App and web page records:
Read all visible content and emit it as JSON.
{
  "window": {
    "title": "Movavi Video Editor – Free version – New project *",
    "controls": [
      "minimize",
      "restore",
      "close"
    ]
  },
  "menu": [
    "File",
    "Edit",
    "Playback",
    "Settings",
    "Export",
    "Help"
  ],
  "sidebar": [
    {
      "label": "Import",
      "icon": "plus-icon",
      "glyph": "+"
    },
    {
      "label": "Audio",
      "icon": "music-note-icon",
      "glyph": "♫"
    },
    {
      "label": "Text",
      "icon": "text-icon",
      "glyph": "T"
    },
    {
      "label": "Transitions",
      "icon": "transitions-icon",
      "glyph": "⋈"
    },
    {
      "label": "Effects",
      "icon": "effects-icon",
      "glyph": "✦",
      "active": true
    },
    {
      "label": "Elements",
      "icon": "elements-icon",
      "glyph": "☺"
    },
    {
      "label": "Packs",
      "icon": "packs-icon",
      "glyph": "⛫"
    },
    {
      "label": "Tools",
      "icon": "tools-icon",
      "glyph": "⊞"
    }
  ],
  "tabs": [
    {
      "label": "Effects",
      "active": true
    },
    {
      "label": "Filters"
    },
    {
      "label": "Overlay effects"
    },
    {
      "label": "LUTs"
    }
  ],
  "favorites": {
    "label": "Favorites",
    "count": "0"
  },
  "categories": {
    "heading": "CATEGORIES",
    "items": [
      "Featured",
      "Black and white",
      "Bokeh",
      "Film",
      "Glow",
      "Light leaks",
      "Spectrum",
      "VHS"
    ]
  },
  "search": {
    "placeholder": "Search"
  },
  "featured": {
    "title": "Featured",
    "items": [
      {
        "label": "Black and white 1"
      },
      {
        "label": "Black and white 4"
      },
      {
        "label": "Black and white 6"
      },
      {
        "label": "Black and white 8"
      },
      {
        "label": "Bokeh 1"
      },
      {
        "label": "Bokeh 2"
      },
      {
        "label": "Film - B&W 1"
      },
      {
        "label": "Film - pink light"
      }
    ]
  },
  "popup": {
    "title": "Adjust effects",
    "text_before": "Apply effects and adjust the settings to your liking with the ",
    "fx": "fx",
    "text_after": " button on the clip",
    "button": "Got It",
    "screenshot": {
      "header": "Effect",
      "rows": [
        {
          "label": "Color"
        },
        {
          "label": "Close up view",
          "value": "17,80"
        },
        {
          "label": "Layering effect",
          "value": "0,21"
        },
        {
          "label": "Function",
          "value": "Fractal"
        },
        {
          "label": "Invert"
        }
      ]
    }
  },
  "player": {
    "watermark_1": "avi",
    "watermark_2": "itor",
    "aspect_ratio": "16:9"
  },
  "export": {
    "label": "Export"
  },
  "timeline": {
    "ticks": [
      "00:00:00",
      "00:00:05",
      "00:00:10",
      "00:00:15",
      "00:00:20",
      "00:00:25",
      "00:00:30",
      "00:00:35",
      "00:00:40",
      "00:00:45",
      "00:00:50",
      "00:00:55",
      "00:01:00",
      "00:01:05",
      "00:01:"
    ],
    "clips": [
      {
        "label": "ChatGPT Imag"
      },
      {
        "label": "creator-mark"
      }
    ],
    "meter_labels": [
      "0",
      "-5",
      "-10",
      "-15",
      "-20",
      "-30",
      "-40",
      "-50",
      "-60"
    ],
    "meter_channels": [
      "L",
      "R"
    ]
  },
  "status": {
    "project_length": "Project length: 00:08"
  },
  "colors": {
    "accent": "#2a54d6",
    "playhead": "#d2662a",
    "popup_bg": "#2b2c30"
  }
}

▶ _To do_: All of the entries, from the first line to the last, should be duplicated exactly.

▶ _Exercise response_:
Read all visible content and emit it as JSON.
{
  "window": {
    "title": "Movavi Video Editor – Free version – New project *",
    "controls": [
      "minimize",
      "restore",
      "close"
    ]
  },
  "menu": [
    "File",
    "Edit",
    "Playback",
    "Settings",
    "Export",
    "Help"
  ],
  "sidebar": [
    {
      "label": "Import",
      "icon": "plus-icon",
      "glyph": "+"
    },
    {
      "label": "Audio",
      "icon": "music-note-icon",
      "glyph": "♫"
    },
    {
      "label": "Text",
      "icon": "text-icon",
      "glyph": "T"
    },
    {
      "label": "Transitions",
      "icon": "transitions-icon",
      "glyph": "⋈"
    },
    {
      "label": "Effects",
      "icon": "effects-icon",
      "glyph": "✦",
      "active": true
    },
    {
      "label": "Elements",
      "icon": "elements-icon",
      "glyph": "☺"
    },
    {
      "label": "Packs",
      "icon": "packs-icon",
      "glyph": "⛫"
    },
    {
      "label": "Tools",
      "icon": "tools-icon",
      "glyph": "⊞"
    }
  ],
  "tabs": [
    {
      "label": "Effects",
      "active": true
    },
    {
      "label": "Filters"
    },
    {
      "label": "Overlay effects"
    },
    {
      "label": "LUTs"
    }
  ],
  "favorites": {
    "label": "Favorites",
    "count": "0"
  },
  "categories": {
    "heading": "CATEGORIES",
    "items": [
      "Featured",
      "Black and white",
      "Bokeh",
      "Film",
      "Glow",
      "Light leaks",
      "Spectrum",
      "VHS"
    ]
  },
  "search": {
    "placeholder": "Search"
  },
  "featured": {
    "title": "Featured",
    "items": [
      {
        "label": "Black and white 1"
      },
      {
        "label": "Black and white 4"
      },
      {
        "label": "Black and white 6"
      },
      {
        "label": "Black and white 8"
      },
      {
        "label": "Bokeh 1"
      },
      {
        "label": "Bokeh 2"
      },
      {
        "label": "Film - B&W 1"
      },
      {
        "label": "Film - pink light"
      }
    ]
  },
  "popup": {
    "title": "Adjust effects",
    "text_before": "Apply effects and adjust the settings to your liking with the ",
    "fx": "fx",
    "text_after": " button on the clip",
    "button": "Got It",
    "screenshot": {
      "header": "Effect",
      "rows": [
        {
          "label": "Color"
        },
        {
          "label": "Close up view",
          "value": "17,80"
        },
        {
          "label": "Layering effect",
          "value": "0,21"
        },
        {
          "label": "Function",
          "value": "Fractal"
        },
        {
          "label": "Invert"
        }
      ]
    }
  },
  "player": {
    "watermark_1": "avi",
    "watermark_2": "itor",
    "aspect_ratio": "16:9"
  },
  "export": {
    "label": "Export"
  },
  "timeline": {
    "ticks": [
      "00:00:00",
      "00:00:05",
      "00:00:10",
      "00:00:15",
      "00:00:20",
      "00:00:25",
      "00:00:30",
      "00:00:35",
      "00:00:40",
      "00:00:45",
      "00:00:50",
      "00:00:55",
      "00:01:00",
      "00:01:05",
      "00:01:"
    ],
    "clips": [
      {
        "label": "ChatGPT Imag"
      },
      {
        "label": "creator-mark"
      }
    ],
    "meter_labels": [
      "0",
      "-5",
      "-10",
      "-15",
      "-20",
      "-30",
      "-40",
      "-50",
      "-60"
    ],
    "meter_channels": [
      "L",
      "R"
    ]
  },
  "status": {
    "project_length": "Project length: 00:08"
  },
  "colors": {
    "accent": "#2a54d6",
    "playhead": "#d2662a",
    "popup_bg": "#2b2c30"
  }
}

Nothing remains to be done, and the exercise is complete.